Steam methane reforming is the dominant commercial technology, and currently produces hydrogen on a large scale but is not currently low carbon. Carbon capture is therefore essential with this process and research is underway.
Electrolytic hydrogen production, also known as electrolysis, splits water into hydrogen and oxygen using electricity in an electrolysis cell. Electrolysis produces pure hydrogen which is ideal for low temperature fuel cells for example in electric vehicles. Commercial electrolysers are on the market and have been in use for many years. However, it is clear to see that both methods may imply cost penalties over direct use of electricity.
What will it all cost?
Simply, a very large amount, although the experts are still working on the basis of massive uncertainties. The CCC estimates the extra annual ‘resource costs’ would be around £40-£50bn, but point out that within that, transport costs may be lower since EVs will soon be cheaper than internal combustion engine vehicles….and what are the alternatives? Continuing warming?
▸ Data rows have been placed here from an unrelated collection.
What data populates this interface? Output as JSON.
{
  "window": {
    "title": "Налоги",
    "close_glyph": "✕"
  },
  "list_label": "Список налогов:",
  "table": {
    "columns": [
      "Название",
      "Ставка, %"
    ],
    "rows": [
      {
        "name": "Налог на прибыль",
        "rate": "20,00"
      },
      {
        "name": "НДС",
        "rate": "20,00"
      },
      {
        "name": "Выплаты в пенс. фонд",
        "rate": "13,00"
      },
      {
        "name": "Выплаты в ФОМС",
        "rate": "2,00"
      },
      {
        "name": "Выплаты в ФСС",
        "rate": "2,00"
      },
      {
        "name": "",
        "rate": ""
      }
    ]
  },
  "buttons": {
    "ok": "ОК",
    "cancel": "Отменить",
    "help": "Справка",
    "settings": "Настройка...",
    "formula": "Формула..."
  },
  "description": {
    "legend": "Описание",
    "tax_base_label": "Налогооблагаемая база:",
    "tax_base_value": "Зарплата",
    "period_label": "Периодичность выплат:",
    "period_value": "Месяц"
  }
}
What do we think about all this?
Thirty years feels like a luxuriously long time. It isn’t. This is a huge change project and process. Everything needs to change – we will be driving electric cars, using heat pumps and/or electric heating, flying less (?) in bio-fuelled planes, using even more wind turbines and solar panels…..And what will the stranded oil companies do?
We’ve omitted a couple of sectors in this discussion and haven’t even touched on Carbon Capture and Storage which is required in all the scenarios analysed by the CCC. No large scale commercially viable CCS processes exist at the moment, although we do know that some Carbon Capture and Utilisation (CCU) plants are now operating profitably. And we’ve only looked at the UK.
Given the time scales within which actions must be taken, the government must soon make the major strategic decision as to whether to back a ‘hydrogen economy’ – or not. Such a decision probably needs to be taken with international consultation if shipping is to be hydrogen fuelled.
The “Carbon Neutral” project needs to be managed with urgency, visibility of goals, accountabilities and achievements. The UK Government has a lot to do.
Contact: Peter Dixon